▸ **Aim of the task**
Check each line of the material. Copy those containing "repo".

▸ **Material to process**
_____
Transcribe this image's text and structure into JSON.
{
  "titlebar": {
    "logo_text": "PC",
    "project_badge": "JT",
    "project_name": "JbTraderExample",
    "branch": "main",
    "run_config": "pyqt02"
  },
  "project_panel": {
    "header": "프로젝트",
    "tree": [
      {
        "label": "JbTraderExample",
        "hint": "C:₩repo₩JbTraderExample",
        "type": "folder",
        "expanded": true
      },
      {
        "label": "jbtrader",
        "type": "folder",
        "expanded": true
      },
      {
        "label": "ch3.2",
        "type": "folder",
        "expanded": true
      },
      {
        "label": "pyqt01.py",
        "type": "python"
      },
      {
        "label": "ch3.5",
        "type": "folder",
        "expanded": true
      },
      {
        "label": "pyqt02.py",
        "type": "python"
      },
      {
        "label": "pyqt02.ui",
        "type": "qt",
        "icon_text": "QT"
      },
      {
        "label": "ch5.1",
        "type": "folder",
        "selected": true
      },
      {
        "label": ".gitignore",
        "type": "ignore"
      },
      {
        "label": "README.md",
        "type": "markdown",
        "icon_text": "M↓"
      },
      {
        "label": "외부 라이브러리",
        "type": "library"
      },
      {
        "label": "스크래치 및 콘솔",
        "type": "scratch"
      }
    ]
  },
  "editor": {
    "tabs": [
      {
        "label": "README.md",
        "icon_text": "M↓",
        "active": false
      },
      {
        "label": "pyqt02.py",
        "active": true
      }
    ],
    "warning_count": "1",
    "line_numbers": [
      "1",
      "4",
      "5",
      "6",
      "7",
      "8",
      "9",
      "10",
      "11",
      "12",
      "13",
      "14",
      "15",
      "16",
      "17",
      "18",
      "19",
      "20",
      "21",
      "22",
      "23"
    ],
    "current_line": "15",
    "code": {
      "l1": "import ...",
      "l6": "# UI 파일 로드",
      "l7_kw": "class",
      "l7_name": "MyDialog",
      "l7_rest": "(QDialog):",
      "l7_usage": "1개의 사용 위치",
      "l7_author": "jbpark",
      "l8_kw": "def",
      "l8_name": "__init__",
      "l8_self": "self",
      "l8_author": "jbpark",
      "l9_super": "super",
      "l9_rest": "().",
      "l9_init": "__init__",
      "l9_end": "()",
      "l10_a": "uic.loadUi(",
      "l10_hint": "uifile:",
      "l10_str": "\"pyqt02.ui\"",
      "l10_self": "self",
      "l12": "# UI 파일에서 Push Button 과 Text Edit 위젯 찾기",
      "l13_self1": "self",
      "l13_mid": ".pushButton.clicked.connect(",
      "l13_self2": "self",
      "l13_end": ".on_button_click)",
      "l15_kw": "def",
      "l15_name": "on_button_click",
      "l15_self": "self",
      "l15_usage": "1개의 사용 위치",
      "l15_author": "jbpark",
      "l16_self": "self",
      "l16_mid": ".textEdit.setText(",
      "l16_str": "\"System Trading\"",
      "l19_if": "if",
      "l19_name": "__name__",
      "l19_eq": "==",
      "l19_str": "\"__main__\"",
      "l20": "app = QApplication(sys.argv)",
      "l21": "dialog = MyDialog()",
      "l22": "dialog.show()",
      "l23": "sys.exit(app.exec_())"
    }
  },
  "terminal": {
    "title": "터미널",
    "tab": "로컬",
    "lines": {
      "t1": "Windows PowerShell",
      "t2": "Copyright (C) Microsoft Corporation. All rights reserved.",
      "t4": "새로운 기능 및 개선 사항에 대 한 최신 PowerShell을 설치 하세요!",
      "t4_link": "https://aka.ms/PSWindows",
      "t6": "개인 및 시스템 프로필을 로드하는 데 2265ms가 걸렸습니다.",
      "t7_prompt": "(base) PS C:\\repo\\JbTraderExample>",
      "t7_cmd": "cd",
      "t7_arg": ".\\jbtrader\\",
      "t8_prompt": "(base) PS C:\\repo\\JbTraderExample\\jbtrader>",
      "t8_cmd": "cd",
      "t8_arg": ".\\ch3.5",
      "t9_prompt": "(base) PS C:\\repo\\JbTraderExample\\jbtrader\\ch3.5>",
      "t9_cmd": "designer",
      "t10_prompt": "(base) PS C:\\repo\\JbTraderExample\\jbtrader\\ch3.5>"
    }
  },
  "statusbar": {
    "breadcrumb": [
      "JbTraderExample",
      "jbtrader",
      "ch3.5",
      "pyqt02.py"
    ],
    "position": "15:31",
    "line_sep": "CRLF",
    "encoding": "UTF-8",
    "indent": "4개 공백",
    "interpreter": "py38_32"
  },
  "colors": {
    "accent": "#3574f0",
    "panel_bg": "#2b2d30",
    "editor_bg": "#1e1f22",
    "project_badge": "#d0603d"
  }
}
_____
▸ **Solution for this problem**
        "hint": "C:₩repo₩JbTraderExample",
      "t7_prompt": "(base) PS C:\\repo\\JbTraderExample>",
      "t8_prompt": "(base) PS C:\\repo\\JbTraderExample\\jbtrader>",
      "t9_prompt": "(base) PS C:\\repo\\JbTraderExample\\jbtrader\\ch3.5>",
      "t10_prompt": "(base) PS C:\\repo\\JbTraderExample\\jbtrader\\ch3.5>"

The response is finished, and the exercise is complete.